"""

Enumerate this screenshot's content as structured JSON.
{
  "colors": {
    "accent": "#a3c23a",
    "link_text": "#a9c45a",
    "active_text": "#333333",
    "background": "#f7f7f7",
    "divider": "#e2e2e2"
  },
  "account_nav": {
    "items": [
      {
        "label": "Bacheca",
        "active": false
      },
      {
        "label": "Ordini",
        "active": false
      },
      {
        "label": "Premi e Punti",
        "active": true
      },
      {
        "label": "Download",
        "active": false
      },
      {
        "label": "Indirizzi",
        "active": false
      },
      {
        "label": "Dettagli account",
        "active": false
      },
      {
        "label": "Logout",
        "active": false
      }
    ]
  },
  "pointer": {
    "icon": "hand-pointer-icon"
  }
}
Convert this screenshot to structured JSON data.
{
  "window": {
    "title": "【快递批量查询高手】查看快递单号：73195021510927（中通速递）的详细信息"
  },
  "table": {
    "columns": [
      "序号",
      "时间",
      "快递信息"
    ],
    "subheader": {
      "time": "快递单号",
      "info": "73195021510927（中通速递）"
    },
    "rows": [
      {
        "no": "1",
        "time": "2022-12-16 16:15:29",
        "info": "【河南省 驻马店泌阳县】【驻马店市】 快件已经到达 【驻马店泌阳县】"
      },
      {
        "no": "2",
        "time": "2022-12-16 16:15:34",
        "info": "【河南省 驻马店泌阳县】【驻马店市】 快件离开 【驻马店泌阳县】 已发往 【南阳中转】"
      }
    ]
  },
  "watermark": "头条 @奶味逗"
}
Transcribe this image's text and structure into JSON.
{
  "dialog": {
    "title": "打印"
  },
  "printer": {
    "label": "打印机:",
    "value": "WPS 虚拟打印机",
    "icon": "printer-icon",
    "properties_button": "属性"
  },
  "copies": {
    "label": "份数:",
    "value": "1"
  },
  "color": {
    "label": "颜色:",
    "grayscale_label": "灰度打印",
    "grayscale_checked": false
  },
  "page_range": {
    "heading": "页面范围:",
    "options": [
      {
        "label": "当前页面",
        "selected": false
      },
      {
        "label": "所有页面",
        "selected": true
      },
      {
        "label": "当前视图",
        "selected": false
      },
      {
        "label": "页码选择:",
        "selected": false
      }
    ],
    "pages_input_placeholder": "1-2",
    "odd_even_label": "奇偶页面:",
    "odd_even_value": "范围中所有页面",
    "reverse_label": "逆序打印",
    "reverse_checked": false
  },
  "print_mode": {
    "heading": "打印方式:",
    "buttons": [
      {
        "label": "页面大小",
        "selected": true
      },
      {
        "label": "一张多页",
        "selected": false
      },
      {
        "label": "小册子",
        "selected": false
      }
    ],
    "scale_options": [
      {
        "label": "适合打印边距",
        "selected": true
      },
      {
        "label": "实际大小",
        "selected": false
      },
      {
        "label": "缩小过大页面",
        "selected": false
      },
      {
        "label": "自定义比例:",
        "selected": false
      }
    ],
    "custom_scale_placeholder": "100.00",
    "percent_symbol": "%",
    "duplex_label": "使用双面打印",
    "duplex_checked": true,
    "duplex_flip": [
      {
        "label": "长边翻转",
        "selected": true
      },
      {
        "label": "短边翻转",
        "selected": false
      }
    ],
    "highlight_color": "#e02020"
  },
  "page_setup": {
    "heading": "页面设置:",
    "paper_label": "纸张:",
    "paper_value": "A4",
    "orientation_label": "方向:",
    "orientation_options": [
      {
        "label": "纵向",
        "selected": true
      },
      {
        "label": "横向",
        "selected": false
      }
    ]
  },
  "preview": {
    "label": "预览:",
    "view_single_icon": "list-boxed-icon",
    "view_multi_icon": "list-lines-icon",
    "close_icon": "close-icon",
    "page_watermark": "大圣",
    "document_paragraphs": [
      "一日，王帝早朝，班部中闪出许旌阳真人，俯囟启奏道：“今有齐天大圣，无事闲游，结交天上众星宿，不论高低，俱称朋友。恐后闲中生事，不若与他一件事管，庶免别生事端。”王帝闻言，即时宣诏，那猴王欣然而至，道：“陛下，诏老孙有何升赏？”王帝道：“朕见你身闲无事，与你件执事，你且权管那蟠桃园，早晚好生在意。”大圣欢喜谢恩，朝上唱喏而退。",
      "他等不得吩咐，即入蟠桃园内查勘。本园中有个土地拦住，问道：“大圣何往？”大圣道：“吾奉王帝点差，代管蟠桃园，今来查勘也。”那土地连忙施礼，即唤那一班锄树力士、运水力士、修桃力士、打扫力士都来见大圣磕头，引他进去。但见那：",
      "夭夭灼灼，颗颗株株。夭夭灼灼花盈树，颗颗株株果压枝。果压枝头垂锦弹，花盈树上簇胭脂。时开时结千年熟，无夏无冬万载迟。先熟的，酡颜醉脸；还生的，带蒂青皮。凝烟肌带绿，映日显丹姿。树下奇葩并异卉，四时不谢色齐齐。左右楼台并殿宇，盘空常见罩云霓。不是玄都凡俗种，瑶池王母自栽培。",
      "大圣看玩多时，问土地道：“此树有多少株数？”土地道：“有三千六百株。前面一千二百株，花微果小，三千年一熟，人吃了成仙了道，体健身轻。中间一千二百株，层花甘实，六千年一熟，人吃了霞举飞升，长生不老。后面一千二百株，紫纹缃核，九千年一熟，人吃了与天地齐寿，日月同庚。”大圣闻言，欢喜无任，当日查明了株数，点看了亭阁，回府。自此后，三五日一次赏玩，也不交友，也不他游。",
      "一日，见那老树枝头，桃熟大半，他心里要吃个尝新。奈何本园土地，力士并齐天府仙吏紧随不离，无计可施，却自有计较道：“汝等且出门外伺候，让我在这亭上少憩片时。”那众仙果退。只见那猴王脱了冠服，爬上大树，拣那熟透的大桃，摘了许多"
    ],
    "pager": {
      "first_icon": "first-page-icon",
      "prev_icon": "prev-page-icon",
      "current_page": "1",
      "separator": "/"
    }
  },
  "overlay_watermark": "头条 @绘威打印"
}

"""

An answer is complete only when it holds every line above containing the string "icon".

REPLY TO THE EXERCISE ▸
    "icon": "hand-pointer-icon"
    "icon": "printer-icon",
    "view_single_icon": "list-boxed-icon",
    "view_multi_icon": "list-lines-icon",
    "close_icon": "close-icon",
      "first_icon": "first-page-icon",
      "prev_icon": "prev-page-icon",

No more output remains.